Skateboarding thrives on the meet-up spot and the skate spot. The skate spot requires an obstacle; the meet-up spot does not. And yes, the skate spot can double as both.
But what about the in-between spot — the proverbial comma of the session? It’s the place where you grab a bite, sneak a beer, talk shit, look at girls, kick your board around, and hopefully,
summon the willpower to move on from ignore a “party on so-and-so’s roof”-text to continue skating. Astor Place was a one-time comma between downtown and midtown, but got phased out of popularity by the late nineties.
Even back when New York had actual low-bust plaza spots, Houston Park was unavoidable. In today’s current mode of cruising the Lower East Side until you hopefully maybe could find a propped up roadplate, it’s still unavoidable. Houston Park has metamorphosed with every cultural shift in New York skateboarding. What was once a B-list pitstop in the gilded age of unknobbed marble became a vibrant hub in this era of skating garbage and walls. We felt it only right to honor how far it had come.
The handicap rails leading into Sara D. Roosevelt Park are the spot’s most recognizable fixtures. First popped off by Anthony Correa’s Mixtape part (in which he employs a textbook east coast maneuver of introducing a trashcan into a barren abyss to facilitate a line), riding off the skinny ledge adjacent to the rail became a must-film clip at a time when kickflips out of front boards were in fashion. Learning a trick on the yellow flatbar at Tompkins and bringing it to the Houston rail was a standard way of thinking amid the zaniness of the early 2000s ;) Still no word on if Weiss continues to claim back noseblunt.
Eventually, skateboarding in New York caught up with the rest of the world, and people became good enough to skate the rails…from flat. It helped that they got bashed down in height by BMXers, and the Parks Department installed a fence opposite of them to put an end to riding off the ledge.
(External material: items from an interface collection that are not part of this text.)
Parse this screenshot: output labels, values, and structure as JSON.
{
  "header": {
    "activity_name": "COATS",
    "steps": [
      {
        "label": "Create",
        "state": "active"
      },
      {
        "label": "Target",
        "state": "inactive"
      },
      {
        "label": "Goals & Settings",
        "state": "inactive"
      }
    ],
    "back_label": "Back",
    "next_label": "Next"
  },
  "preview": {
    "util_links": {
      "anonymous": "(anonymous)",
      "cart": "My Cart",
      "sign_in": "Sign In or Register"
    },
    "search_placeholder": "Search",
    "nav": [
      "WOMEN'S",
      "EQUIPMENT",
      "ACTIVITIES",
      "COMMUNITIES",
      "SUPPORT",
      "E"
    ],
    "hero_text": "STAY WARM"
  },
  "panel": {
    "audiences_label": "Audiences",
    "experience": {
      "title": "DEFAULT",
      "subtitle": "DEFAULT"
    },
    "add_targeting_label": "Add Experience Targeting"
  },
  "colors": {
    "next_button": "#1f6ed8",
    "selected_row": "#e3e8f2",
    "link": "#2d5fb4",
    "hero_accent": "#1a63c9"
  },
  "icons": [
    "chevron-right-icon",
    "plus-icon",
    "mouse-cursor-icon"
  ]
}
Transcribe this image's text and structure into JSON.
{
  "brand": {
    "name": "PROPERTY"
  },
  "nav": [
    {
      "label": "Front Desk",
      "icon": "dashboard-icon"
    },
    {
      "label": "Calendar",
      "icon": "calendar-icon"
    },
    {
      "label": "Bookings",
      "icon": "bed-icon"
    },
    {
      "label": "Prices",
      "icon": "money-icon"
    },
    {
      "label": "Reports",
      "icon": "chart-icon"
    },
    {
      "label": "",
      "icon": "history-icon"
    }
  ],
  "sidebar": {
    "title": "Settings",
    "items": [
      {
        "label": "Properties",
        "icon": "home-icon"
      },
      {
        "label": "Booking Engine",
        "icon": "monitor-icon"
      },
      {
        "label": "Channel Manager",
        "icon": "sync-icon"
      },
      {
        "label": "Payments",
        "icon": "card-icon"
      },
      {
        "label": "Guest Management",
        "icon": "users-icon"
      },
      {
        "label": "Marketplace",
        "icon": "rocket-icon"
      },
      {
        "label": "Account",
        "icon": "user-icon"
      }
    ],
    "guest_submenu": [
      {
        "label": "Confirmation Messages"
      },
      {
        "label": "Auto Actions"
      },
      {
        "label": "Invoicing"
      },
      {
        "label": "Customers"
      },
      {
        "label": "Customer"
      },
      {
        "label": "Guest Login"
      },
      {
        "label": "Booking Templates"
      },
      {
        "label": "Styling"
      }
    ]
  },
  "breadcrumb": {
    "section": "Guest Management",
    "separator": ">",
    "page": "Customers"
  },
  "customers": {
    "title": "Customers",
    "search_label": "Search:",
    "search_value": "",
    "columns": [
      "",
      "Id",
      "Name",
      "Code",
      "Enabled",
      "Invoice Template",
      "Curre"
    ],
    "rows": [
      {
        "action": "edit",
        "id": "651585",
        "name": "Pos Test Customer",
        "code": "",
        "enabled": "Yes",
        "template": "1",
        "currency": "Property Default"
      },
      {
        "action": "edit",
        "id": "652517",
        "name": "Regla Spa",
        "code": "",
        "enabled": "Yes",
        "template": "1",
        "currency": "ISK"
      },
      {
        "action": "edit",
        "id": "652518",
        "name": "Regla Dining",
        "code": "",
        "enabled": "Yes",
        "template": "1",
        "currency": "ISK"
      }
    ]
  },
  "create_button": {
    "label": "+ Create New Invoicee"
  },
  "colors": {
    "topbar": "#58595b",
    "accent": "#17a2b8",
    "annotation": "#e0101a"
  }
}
We may have still fit between the rail and the fence in the age of 7.5 boards, but today’s 9-inchers are just toooooo big ;)
The steps at Houston Park are a horrible skate spot. The roll-up is choppy, you run the chance of having your board shoot into some Ukrainian model’s Dunk wedges mid-text, and if it goes past the sidewalk, it rattles into three lanes of aggravated Holland Tunnel-bound traffic. For whatever reason, and against the entire stylebook of modern line choreography, the early-2000s ushered in a wave of rail-to-step lines. This was in spite of the fact that you had to *immediately* curve after landing, awkwardly push into the basketball court, make a complete 180 shift in momentum (you were headed south and now you’re headed north), and skate over the aforementioned choppy ground to run the risk of having your board decimated by a MTA bus.
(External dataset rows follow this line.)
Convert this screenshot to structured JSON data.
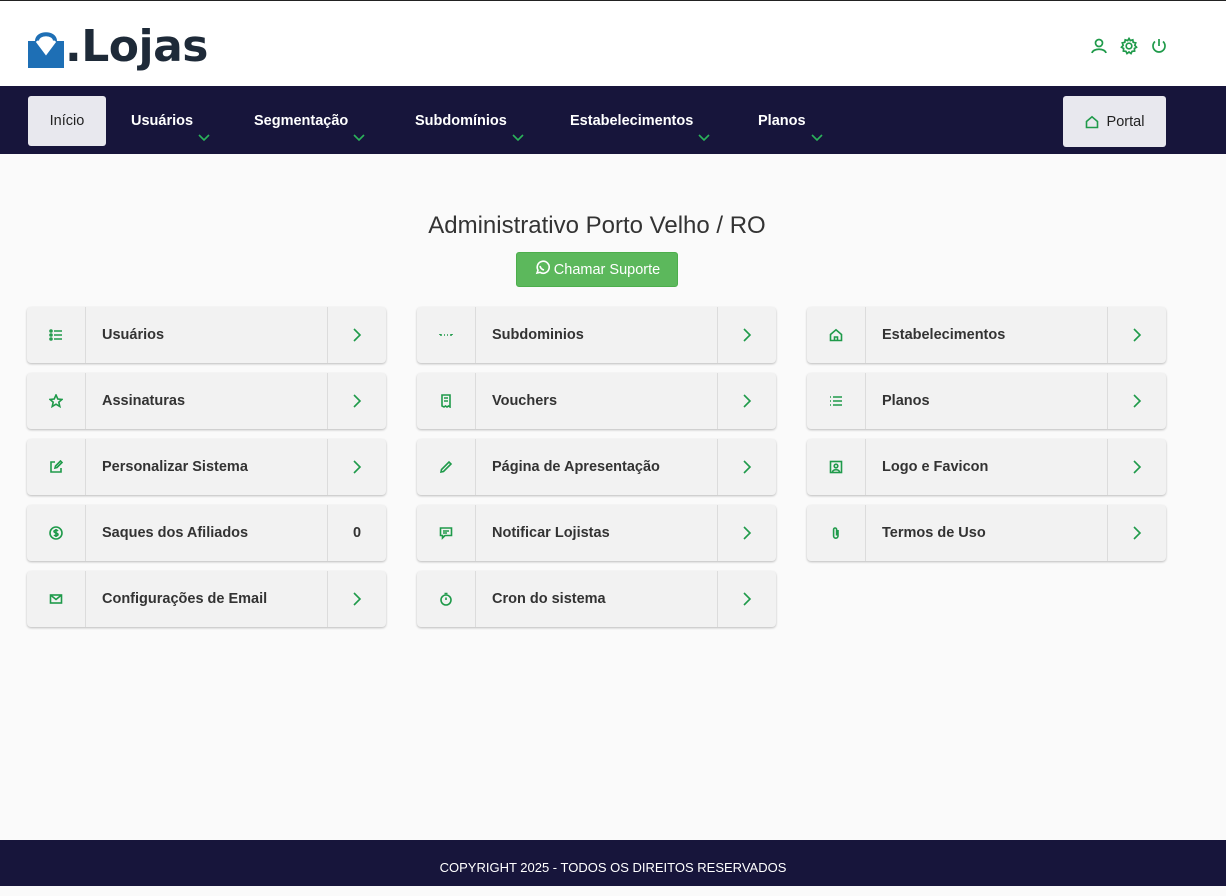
{
  "brand": {
    "name": "Lojas",
    "prefix_mark": "M",
    "dot": "."
  },
  "user_menu": {
    "icons": [
      "user-icon",
      "gear-icon",
      "power-icon"
    ]
  },
  "nav": {
    "home": "Início",
    "items": [
      {
        "label": "Usuários"
      },
      {
        "label": "Segmentação"
      },
      {
        "label": "Subdomínios"
      },
      {
        "label": "Estabelecimentos"
      },
      {
        "label": "Planos"
      }
    ],
    "portal": "Portal"
  },
  "main": {
    "title": "Administrativo Porto Velho / RO",
    "support_button": "Chamar Suporte",
    "cards": [
      {
        "label": "Usuários",
        "icon": "list-icon",
        "end": ""
      },
      {
        "label": "Subdominios",
        "icon": "dots-icon",
        "end": ""
      },
      {
        "label": "Estabelecimentos",
        "icon": "home-icon",
        "end": ""
      },
      {
        "label": "Assinaturas",
        "icon": "star-icon",
        "end": ""
      },
      {
        "label": "Vouchers",
        "icon": "receipt-icon",
        "end": ""
      },
      {
        "label": "Planos",
        "icon": "list-lines-icon",
        "end": ""
      },
      {
        "label": "Personalizar Sistema",
        "icon": "edit-icon",
        "end": ""
      },
      {
        "label": "Página de Apresentação",
        "icon": "pencil-icon",
        "end": ""
      },
      {
        "label": "Logo e Favicon",
        "icon": "image-icon",
        "end": ""
      },
      {
        "label": "Saques dos Afiliados",
        "icon": "dollar-icon",
        "end": "0"
      },
      {
        "label": "Notificar Lojistas",
        "icon": "message-icon",
        "end": ""
      },
      {
        "label": "Termos de Uso",
        "icon": "paperclip-icon",
        "end": ""
      },
      {
        "label": "Configurações de Email",
        "icon": "mail-icon",
        "end": ""
      },
      {
        "label": "Cron do sistema",
        "icon": "timer-icon",
        "end": ""
      }
    ]
  },
  "footer": {
    "text": "COPYRIGHT 2025 - TODOS OS DIREITOS RESERVADOS"
  },
  "colors": {
    "nav_bg": "#17153b",
    "accent": "#1f9a4a",
    "support": "#5cb85c"
  }
}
After a few years of nonsense, everyone calmed down and realized what the steps were best for: sitting, looking at healthy pretty girls carrying Whole Foods bags, and maybe bumping into a sketchy friend who woke up at 4 P.M. but already knows where the party is later.
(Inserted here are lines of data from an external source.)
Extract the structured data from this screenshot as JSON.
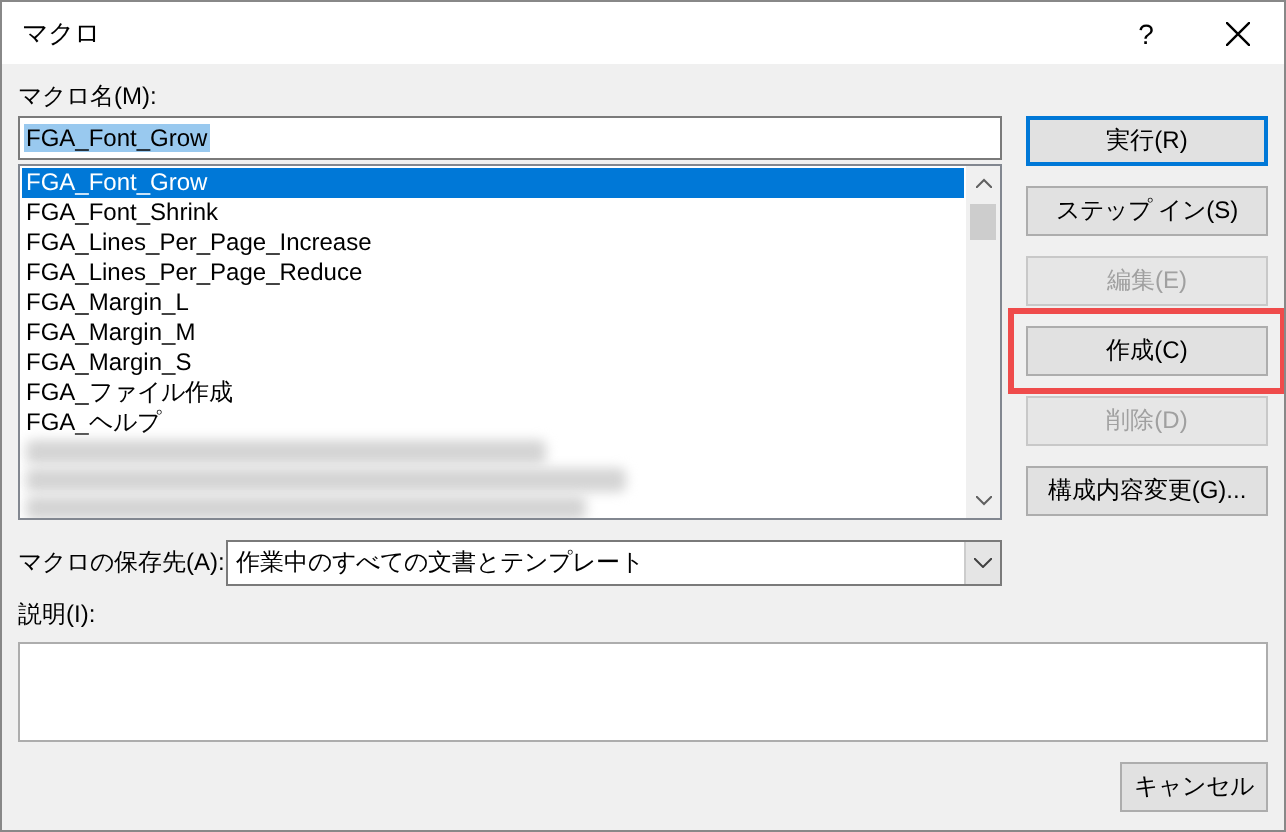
{
  "window": {
    "title": "マクロ",
    "help": "?"
  },
  "name_label": "マクロ名(M):",
  "name_field": {
    "value": "FGA_Font_Grow"
  },
  "macros": [
    {
      "kind": "text",
      "label": "FGA_Font_Grow",
      "selected": true
    },
    {
      "kind": "text",
      "label": "FGA_Font_Shrink",
      "selected": false
    },
    {
      "kind": "text",
      "label": "FGA_Lines_Per_Page_Increase",
      "selected": false
    },
    {
      "kind": "text",
      "label": "FGA_Lines_Per_Page_Reduce",
      "selected": false
    },
    {
      "kind": "text",
      "label": "FGA_Margin_L",
      "selected": false
    },
    {
      "kind": "text",
      "label": "FGA_Margin_M",
      "selected": false
    },
    {
      "kind": "text",
      "label": "FGA_Margin_S",
      "selected": false
    },
    {
      "kind": "text",
      "label": "FGA_ファイル作成",
      "selected": false
    },
    {
      "kind": "text",
      "label": "FGA_ヘルプ",
      "selected": false
    },
    {
      "kind": "blurred",
      "selected": false
    },
    {
      "kind": "blurred",
      "selected": false
    },
    {
      "kind": "blurred",
      "selected": false
    }
  ],
  "buttons": [
    {
      "label": "実行(R)",
      "disabled": false,
      "default": true,
      "highlighted": false
    },
    {
      "label": "ステップ イン(S)",
      "disabled": false,
      "default": false,
      "highlighted": false
    },
    {
      "label": "編集(E)",
      "disabled": true,
      "default": false,
      "highlighted": false
    },
    {
      "label": "作成(C)",
      "disabled": false,
      "default": false,
      "highlighted": true
    },
    {
      "label": "削除(D)",
      "disabled": true,
      "default": false,
      "highlighted": false
    },
    {
      "label": "構成内容変更(G)...",
      "disabled": false,
      "default": false,
      "highlighted": false
    }
  ],
  "location": {
    "label": "マクロの保存先(A):",
    "value": "作業中のすべての文書とテンプレート"
  },
  "description": {
    "label": "説明(I):"
  },
  "cancel": "キャンセル"
}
The greatest achievements on the steps at Houston Park involve the spiked rail at its entrance. One is Chad Fernandez attempting to caveman boardslide it blackout drunk, the other is Robert Campbell’s heelflip [frontside!] over it and into a puddle of melted snow — which is altogether one of the most underrated skateboard achievements to take place in New York city limits. Josh Wilson’s subversive five-up-six-down line also deserves a hat tip.
A wooden box with angle iron was once a non-event in New York City. Nowadays, if you drop one off at Tompkins, its thud reverberates all over lower Manhattan — wallrides freeze mid-wall and wheels feel a magnetic draw to E. 9th Street. This was not always the case…
The highest distinction the box with angle iron at Houston once held was “nearest ledge to Supreme.” In 2016, it’d draw a crowd, but in the days when ledges still existed in the wild, it was simply an easy place to get a line from the high ledge to the low one. Those inflicted with suburb-envy from growing up in a city not furnished with supermarket loading docks would skate *off* of it, oftentimes proceeding to the ledge. Anthony Correa [once again — he is from Houston, after all…] owns the honor of shooting a single ledge trick sequence here, in an otherwise un-photogenic corner of the city.
The high ledge would become too chunked out, and a concrete block was put in place of a wooden box, which Jake Johnson somehow managed to create a polejam out of. The building that hosted the ledges receded back into what it was always best suited for: late night public urination on the walk between bars.
Photo by Colin Sussingham
When the bump was being built in ~2003ish, we had high hopes. For a moment, it seemed like the ledges would be skateable, but giant iron fences were placed on top and on the sides of them before the park opened. The Houston Bump has since become the bare minimum barometer for a productive day: “Yeah, we only made it to Houston Bump, but at least we left L.E.S. Park.” Needless to say, more sessions have fizzled here than potentially any other skate spot in New York City.